Spontaneous Finance is considered by some analysts the best blog on banking. Noizet tries to reinject some classical liberal, free-market and laissez-faire ideas in today's debate on banking and finance, in the tradition of thinkiers such as Von Mises, Hayek, Buchanan, Friedman, Mill, Bastiat and Voltaire.
Steve Keen's Debtwatch
Author: Steve Keen, University of Western Sydney Frequency: Bi-Weekly Comments: None
Keen attempts to explain the causes of the current global financial crisis and warn about our over reliance on debt financing. It is a great blog for anybody interested in the quantification of financial risk.
The Big Picture

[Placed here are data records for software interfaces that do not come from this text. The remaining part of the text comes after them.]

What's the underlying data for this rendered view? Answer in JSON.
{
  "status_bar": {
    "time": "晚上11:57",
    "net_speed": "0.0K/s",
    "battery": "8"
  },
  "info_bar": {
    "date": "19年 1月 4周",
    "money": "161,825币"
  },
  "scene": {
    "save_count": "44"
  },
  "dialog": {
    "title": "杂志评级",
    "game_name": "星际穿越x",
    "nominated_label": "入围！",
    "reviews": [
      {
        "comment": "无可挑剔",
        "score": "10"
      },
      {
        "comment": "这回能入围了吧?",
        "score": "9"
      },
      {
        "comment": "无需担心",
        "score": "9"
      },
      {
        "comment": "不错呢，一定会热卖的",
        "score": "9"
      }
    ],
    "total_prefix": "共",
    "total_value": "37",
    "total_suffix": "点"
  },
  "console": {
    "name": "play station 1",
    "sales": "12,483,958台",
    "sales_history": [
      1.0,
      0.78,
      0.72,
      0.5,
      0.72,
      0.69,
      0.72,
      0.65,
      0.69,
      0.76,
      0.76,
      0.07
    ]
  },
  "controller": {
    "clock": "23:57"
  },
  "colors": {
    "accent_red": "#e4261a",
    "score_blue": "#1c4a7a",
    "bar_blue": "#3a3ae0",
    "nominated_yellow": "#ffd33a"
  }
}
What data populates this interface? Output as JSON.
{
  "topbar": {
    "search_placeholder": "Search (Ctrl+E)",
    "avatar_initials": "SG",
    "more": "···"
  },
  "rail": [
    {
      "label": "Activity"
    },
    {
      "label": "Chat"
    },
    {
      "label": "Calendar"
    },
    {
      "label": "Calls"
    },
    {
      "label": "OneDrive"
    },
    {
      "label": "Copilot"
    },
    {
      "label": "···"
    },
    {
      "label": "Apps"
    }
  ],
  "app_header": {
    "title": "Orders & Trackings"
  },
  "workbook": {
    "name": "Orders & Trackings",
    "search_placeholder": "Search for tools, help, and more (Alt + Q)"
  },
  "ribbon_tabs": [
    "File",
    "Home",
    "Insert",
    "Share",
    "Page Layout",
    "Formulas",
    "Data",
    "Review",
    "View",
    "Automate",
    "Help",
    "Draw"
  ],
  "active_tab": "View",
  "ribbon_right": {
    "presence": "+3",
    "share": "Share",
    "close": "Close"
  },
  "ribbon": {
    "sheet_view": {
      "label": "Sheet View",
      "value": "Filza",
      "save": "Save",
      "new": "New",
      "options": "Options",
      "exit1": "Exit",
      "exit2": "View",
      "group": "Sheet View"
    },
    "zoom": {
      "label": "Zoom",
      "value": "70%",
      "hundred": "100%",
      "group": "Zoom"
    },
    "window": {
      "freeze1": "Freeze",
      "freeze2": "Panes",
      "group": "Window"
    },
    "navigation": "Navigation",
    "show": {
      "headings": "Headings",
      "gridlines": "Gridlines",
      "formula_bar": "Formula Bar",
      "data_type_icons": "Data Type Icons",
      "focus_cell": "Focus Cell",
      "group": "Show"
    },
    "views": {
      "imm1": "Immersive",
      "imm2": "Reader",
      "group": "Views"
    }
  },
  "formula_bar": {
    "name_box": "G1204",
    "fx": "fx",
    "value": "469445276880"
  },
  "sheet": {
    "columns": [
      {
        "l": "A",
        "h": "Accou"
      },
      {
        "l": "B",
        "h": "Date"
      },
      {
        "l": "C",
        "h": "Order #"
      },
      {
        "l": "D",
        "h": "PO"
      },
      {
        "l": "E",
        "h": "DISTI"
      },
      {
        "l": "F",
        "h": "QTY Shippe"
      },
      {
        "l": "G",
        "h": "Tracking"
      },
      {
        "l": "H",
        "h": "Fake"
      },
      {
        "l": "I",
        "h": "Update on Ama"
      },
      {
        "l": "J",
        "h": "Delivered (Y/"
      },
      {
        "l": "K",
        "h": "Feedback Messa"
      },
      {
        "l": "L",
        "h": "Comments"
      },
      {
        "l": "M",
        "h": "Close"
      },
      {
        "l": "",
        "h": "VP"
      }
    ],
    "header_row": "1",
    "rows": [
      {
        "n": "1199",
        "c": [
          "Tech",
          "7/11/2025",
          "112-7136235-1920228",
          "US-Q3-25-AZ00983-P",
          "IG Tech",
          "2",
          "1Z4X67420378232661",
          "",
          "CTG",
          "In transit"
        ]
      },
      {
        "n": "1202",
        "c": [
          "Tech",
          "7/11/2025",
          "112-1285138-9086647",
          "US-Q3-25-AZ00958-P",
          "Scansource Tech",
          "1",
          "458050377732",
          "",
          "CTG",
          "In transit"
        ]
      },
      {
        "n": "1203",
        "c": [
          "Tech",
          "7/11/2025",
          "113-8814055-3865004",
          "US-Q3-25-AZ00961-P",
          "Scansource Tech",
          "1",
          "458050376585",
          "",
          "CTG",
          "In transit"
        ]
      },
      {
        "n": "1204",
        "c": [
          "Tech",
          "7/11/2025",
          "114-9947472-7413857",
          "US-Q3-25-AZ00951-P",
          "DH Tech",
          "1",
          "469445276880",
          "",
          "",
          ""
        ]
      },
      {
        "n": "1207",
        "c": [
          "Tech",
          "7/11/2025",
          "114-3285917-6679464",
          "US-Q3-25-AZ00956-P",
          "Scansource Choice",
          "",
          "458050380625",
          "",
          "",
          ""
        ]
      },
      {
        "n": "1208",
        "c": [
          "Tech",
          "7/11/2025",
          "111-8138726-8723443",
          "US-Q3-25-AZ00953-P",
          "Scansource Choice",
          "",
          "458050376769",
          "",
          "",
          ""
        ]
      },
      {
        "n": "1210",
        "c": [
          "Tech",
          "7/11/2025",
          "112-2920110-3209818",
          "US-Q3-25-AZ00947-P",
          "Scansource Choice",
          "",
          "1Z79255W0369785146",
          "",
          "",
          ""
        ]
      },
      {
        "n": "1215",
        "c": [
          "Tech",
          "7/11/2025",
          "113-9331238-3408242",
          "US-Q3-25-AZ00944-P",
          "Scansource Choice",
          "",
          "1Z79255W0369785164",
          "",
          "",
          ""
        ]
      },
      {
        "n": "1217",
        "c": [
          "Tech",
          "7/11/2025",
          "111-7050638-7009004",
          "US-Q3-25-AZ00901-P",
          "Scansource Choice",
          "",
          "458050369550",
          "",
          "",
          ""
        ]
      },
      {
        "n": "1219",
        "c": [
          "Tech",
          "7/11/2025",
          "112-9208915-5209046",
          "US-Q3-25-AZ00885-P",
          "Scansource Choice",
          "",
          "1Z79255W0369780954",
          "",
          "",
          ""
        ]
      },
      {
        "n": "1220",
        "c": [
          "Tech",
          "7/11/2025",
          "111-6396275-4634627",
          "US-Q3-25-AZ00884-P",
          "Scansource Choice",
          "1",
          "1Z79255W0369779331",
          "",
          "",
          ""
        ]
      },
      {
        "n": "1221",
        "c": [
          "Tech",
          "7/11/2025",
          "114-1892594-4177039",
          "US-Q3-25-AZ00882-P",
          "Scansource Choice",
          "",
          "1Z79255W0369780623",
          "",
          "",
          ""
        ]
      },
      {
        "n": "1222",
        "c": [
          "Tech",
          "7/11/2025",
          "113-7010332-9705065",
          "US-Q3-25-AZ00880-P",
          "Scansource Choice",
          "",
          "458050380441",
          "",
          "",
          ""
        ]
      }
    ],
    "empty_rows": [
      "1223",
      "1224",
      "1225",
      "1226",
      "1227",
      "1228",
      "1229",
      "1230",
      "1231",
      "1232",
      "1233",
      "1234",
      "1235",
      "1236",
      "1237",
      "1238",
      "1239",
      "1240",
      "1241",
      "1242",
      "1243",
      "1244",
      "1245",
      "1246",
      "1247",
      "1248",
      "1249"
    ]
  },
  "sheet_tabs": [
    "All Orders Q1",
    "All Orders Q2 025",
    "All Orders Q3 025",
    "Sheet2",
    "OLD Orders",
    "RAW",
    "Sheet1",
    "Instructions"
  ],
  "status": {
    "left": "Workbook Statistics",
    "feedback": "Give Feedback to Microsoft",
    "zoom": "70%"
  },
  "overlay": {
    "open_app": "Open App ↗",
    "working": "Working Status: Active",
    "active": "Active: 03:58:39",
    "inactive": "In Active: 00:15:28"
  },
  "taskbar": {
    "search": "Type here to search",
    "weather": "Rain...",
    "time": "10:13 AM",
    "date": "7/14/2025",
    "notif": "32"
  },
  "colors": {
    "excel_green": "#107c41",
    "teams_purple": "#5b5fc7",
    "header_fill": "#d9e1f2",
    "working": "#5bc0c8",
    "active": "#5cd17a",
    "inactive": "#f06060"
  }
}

Author: Barry Riholtz, CIO of Riholtz Wealth Management Frequency: Daily Comments: Few
TV personality, blogger and podcaster, Barry Riholtz' has been observing capital markets for 20 years. His blog has a holistic approach to financial and trends analysis, and ihas fantastic infographics .
The Grumpy Economist
Author: John Cochrane, University of Chicago Frequency: Daily Comments: Medium
The Grumpy Economist is a right leaning blog about financial economics, macroeconomics and public policy. It caters to the academic crow and the analysis is often backed with graphs, equations and empirical data.
The Money Illusion
Authors: Scott Sumner, George Mason University Frequency: Daily Comments: Medium
As the name suggests, Scott Sumner's blog is focused on monetary economics. It is an essential reference for anybody who is interested in Central Banking. In fact, many of his ideas were actually adopted by central bankers, inclding targetting the Nominal Gross Domestic Product.
Why Nations Fail
Authors: Daron Acemoglu, Massachusetts Institute of Technology and James Robinson, Harvard University Frequency: Weekly Comments: None
Daron Acemoglu and James Robinson are the co-authors of the best selling book "Why Nations Fail" and are two of economics' super stars. Their blog is quite unique, and unlike their peers who deal with macro and microeconomics, it focuses on governance and the political economy.
Worthwhile Canadian Initiative
Authors: Frances Wolley, Carleton University, Stephen Gordon, Université de Laval and Nick Rowe, Carleton University Fequency: Gi-Weekly Comments: Many
The worthwhile Canadian initiative was to have three creative academics compile their thoughts experiment. Although discussions are slightly biased towards Canadian issues, the trio still manages to cover the whole spectrum of economics sub-categories.
Thoughts from the Post 2008 World
Author: Yanis Varoufakis, former Finance Minister of Greece Frequency: Bi-Weekly Comments: Medium
It always surprises me how little attention this blog attracts in the economics blogsphere. I would highly suggest it to anybody who is interested in the Euro crisis and the future of the peripheral economies. But most of all it sheds a light to the question that the whole world asked in 2015: "What are those Greeks thinking"!